**Source information**.
+ + + + +
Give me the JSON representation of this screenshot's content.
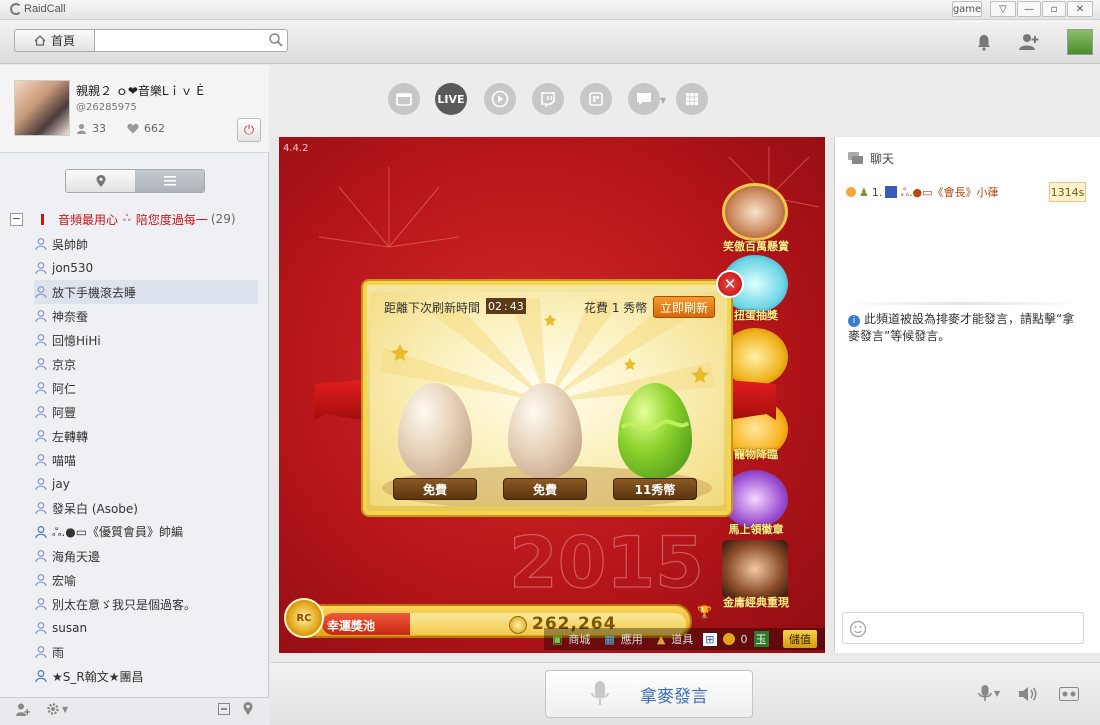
{
  "app": {
    "title": "RaidCall",
    "game_tag": "game"
  },
  "toolbar": {
    "home_label": "首頁",
    "search_placeholder": ""
  },
  "profile": {
    "name": "親親２ ｏ❤音樂Lｉｖ Ė",
    "id": "@26285975",
    "followers": "33",
    "likes": "662"
  },
  "group": {
    "title_part1": "音頻最用心",
    "title_sep": "ஃ",
    "title_part2": "陪您度過每一",
    "count": "(29)"
  },
  "members": [
    "吳帥帥",
    "jon530",
    "放下手機滾去睡",
    "神奈蚕",
    "回憶HiHi",
    "京京",
    "阿仁",
    "阿豐",
    "左轉轉",
    "喵喵",
    "jay",
    "發呆白 (Asobe)",
    "ஃ.●▭《優質會員》帥編",
    "海角天邊",
    "宏喻",
    "別太在意ゞ我只是個過客。",
    "susan",
    "雨",
    "★S_R翰文★團昌"
  ],
  "game": {
    "version": "4.4.2",
    "refresh_label": "距離下次刷新時間",
    "timer_min": "02",
    "timer_sec": "43",
    "cost_label": "花費 1 秀幣",
    "refresh_button": "立即刷新",
    "eggs": [
      "免費",
      "免費",
      "11秀幣"
    ],
    "side_menu": [
      "笑傲百萬懸賞",
      "扭蛋抽獎",
      "",
      "寵物降臨",
      "馬上領徽章",
      "金庸經典重現"
    ],
    "jackpot_label": "幸運獎池",
    "jackpot_value": "262,264",
    "bottom_items": [
      "商城",
      "應用",
      "道具"
    ],
    "coins": "0",
    "jade": "玉",
    "recharge": "儲值"
  },
  "chat": {
    "title": "聊天",
    "queue_index": "1.",
    "queue_name": "ஃ.●▭《會長》小葎",
    "queue_time": "1314s",
    "notice": "此頻道被設為排麥才能發言，請點擊“拿麥發言”等候發言。"
  },
  "bottom": {
    "mic_button": "拿麥發言"
  },
  "colors": {
    "accent_red": "#c4161c",
    "link_blue": "#3f6fb5"
  }
}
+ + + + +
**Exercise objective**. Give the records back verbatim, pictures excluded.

**Response to the exercise**.
Give me the JSON representation of this screenshot's content.
{
  "app": {
    "title": "RaidCall",
    "game_tag": "game"
  },
  "toolbar": {
    "home_label": "首頁",
    "search_placeholder": ""
  },
  "profile": {
    "name": "親親２ ｏ❤音樂Lｉｖ Ė",
    "id": "@26285975",
    "followers": "33",
    "likes": "662"
  },
  "group": {
    "title_part1": "音頻最用心",
    "title_sep": "ஃ",
    "title_part2": "陪您度過每一",
    "count": "(29)"
  },
  "members": [
    "吳帥帥",
    "jon530",
    "放下手機滾去睡",
    "神奈蚕",
    "回憶HiHi",
    "京京",
    "阿仁",
    "阿豐",
    "左轉轉",
    "喵喵",
    "jay",
    "發呆白 (Asobe)",
    "ஃ.●▭《優質會員》帥編",
    "海角天邊",
    "宏喻",
    "別太在意ゞ我只是個過客。",
    "susan",
    "雨",
    "★S_R翰文★團昌"
  ],
  "game": {
    "version": "4.4.2",
    "refresh_label": "距離下次刷新時間",
    "timer_min": "02",
    "timer_sec": "43",
    "cost_label": "花費 1 秀幣",
    "refresh_button": "立即刷新",
    "eggs": [
      "免費",
      "免費",
      "11秀幣"
    ],
    "side_menu": [
      "笑傲百萬懸賞",
      "扭蛋抽獎",
      "",
      "寵物降臨",
      "馬上領徽章",
      "金庸經典重現"
    ],
    "jackpot_label": "幸運獎池",
    "jackpot_value": "262,264",
    "bottom_items": [
      "商城",
      "應用",
      "道具"
    ],
    "coins": "0",
    "jade": "玉",
    "recharge": "儲值"
  },
  "chat": {
    "title": "聊天",
    "queue_index": "1.",
    "queue_name": "ஃ.●▭《會長》小葎",
    "queue_time": "1314s",
    "notice": "此頻道被設為排麥才能發言，請點擊“拿麥發言”等候發言。"
  },
  "bottom": {
    "mic_button": "拿麥發言"
  },
  "colors": {
    "accent_red": "#c4161c",
    "link_blue": "#3f6fb5"
  }
}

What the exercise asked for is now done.